Your assignment
The data below must be returned in full and exactly.

Data provided
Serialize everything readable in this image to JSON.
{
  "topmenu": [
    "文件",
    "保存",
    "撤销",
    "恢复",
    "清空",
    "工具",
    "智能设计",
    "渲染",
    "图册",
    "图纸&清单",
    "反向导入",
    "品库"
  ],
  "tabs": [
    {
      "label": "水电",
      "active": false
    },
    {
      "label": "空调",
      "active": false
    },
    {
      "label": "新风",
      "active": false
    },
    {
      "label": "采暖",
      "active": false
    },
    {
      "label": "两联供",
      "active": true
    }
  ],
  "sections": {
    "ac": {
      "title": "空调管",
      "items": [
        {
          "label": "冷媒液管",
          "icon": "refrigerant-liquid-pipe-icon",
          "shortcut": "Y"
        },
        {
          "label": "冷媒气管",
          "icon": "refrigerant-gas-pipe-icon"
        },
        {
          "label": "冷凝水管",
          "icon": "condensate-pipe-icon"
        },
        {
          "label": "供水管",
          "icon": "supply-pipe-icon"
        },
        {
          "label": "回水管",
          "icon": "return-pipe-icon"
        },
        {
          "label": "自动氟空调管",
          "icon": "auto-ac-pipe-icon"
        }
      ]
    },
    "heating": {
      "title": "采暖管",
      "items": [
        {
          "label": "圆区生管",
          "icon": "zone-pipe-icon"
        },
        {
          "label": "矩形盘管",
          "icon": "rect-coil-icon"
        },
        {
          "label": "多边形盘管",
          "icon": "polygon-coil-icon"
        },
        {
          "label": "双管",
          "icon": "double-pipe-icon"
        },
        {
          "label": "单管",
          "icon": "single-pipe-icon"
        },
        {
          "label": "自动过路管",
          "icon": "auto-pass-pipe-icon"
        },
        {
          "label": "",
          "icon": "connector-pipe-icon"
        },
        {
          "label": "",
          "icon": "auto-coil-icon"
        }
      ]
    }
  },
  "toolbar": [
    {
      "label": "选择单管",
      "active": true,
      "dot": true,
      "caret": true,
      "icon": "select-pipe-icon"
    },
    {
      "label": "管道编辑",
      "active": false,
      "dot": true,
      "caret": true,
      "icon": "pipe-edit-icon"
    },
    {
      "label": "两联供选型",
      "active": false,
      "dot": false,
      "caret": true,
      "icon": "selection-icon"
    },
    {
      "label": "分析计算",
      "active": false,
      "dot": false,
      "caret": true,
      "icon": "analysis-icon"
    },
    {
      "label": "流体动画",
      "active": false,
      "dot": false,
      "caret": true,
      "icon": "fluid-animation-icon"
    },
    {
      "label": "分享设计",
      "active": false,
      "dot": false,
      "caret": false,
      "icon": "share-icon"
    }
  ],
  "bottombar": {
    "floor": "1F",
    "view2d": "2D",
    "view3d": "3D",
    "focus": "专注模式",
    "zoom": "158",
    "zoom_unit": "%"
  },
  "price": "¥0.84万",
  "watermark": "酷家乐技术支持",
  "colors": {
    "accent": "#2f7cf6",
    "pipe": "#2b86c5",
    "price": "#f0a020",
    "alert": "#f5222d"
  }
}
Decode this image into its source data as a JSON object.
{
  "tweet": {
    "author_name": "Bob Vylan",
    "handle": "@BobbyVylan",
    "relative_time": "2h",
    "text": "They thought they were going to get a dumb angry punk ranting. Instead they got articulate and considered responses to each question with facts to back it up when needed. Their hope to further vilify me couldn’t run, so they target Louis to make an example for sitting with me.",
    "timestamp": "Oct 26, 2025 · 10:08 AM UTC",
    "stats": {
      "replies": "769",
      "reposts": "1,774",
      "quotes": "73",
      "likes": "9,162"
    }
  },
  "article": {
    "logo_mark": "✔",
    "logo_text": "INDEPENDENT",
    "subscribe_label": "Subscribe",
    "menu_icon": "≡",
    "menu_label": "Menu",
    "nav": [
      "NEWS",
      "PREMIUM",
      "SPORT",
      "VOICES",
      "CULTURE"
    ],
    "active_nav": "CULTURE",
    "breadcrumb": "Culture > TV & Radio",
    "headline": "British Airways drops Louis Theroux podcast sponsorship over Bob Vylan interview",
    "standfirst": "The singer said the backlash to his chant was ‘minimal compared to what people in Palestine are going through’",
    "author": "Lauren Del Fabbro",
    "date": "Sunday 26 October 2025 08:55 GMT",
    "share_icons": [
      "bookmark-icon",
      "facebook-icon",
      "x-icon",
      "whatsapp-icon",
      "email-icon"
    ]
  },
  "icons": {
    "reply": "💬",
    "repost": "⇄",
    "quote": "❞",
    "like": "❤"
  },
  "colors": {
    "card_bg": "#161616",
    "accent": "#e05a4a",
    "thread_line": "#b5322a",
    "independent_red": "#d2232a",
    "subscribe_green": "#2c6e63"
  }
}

Response to this task
Serialize everything readable in this image to JSON.
{
  "topmenu": [
    "文件",
    "保存",
    "撤销",
    "恢复",
    "清空",
    "工具",
    "智能设计",
    "渲染",
    "图册",
    "图纸&清单",
    "反向导入",
    "品库"
  ],
  "tabs": [
    {
      "label": "水电",
      "active": false
    },
    {
      "label": "空调",
      "active": false
    },
    {
      "label": "新风",
      "active": false
    },
    {
      "label": "采暖",
      "active": false
    },
    {
      "label": "两联供",
      "active": true
    }
  ],
  "sections": {
    "ac": {
      "title": "空调管",
      "items": [
        {
          "label": "冷媒液管",
          "icon": "refrigerant-liquid-pipe-icon",
          "shortcut": "Y"
        },
        {
          "label": "冷媒气管",
          "icon": "refrigerant-gas-pipe-icon"
        },
        {
          "label": "冷凝水管",
          "icon": "condensate-pipe-icon"
        },
        {
          "label": "供水管",
          "icon": "supply-pipe-icon"
        },
        {
          "label": "回水管",
          "icon": "return-pipe-icon"
        },
        {
          "label": "自动氟空调管",
          "icon": "auto-ac-pipe-icon"
        }
      ]
    },
    "heating": {
      "title": "采暖管",
      "items": [
        {
          "label": "圆区生管",
          "icon": "zone-pipe-icon"
        },
        {
          "label": "矩形盘管",
          "icon": "rect-coil-icon"
        },
        {
          "label": "多边形盘管",
          "icon": "polygon-coil-icon"
        },
        {
          "label": "双管",
          "icon": "double-pipe-icon"
        },
        {
          "label": "单管",
          "icon": "single-pipe-icon"
        },
        {
          "label": "自动过路管",
          "icon": "auto-pass-pipe-icon"
        },
        {
          "label": "",
          "icon": "connector-pipe-icon"
        },
        {
          "label": "",
          "icon": "auto-coil-icon"
        }
      ]
    }
  },
  "toolbar": [
    {
      "label": "选择单管",
      "active": true,
      "dot": true,
      "caret": true,
      "icon": "select-pipe-icon"
    },
    {
      "label": "管道编辑",
      "active": false,
      "dot": true,
      "caret": true,
      "icon": "pipe-edit-icon"
    },
    {
      "label": "两联供选型",
      "active": false,
      "dot": false,
      "caret": true,
      "icon": "selection-icon"
    },
    {
      "label": "分析计算",
      "active": false,
      "dot": false,
      "caret": true,
      "icon": "analysis-icon"
    },
    {
      "label": "流体动画",
      "active": false,
      "dot": false,
      "caret": true,
      "icon": "fluid-animation-icon"
    },
    {
      "label": "分享设计",
      "active": false,
      "dot": false,
      "caret": false,
      "icon": "share-icon"
    }
  ],
  "bottombar": {
    "floor": "1F",
    "view2d": "2D",
    "view3d": "3D",
    "focus": "专注模式",
    "zoom": "158",
    "zoom_unit": "%"
  },
  "price": "¥0.84万",
  "watermark": "酷家乐技术支持",
  "colors": {
    "accent": "#2f7cf6",
    "pipe": "#2b86c5",
    "price": "#f0a020",
    "alert": "#f5222d"
  }
}
Decode this image into its source data as a JSON object.
{
  "tweet": {
    "author_name": "Bob Vylan",
    "handle": "@BobbyVylan",
    "relative_time": "2h",
    "text": "They thought they were going to get a dumb angry punk ranting. Instead they got articulate and considered responses to each question with facts to back it up when needed. Their hope to further vilify me couldn’t run, so they target Louis to make an example for sitting with me.",
    "timestamp": "Oct 26, 2025 · 10:08 AM UTC",
    "stats": {
      "replies": "769",
      "reposts": "1,774",
      "quotes": "73",
      "likes": "9,162"
    }
  },
  "article": {
    "logo_mark": "✔",
    "logo_text": "INDEPENDENT",
    "subscribe_label": "Subscribe",
    "menu_icon": "≡",
    "menu_label": "Menu",
    "nav": [
      "NEWS",
      "PREMIUM",
      "SPORT",
      "VOICES",
      "CULTURE"
    ],
    "active_nav": "CULTURE",
    "breadcrumb": "Culture > TV & Radio",
    "headline": "British Airways drops Louis Theroux podcast sponsorship over Bob Vylan interview",
    "standfirst": "The singer said the backlash to his chant was ‘minimal compared to what people in Palestine are going through’",
    "author": "Lauren Del Fabbro",
    "date": "Sunday 26 October 2025 08:55 GMT",
    "share_icons": [
      "bookmark-icon",
      "facebook-icon",
      "x-icon",
      "whatsapp-icon",
      "email-icon"
    ]
  },
  "icons": {
    "reply": "💬",
    "repost": "⇄",
    "quote": "❞",
    "like": "❤"
  },
  "colors": {
    "card_bg": "#161616",
    "accent": "#e05a4a",
    "thread_line": "#b5322a",
    "independent_red": "#d2232a",
    "subscribe_green": "#2c6e63"
  }
}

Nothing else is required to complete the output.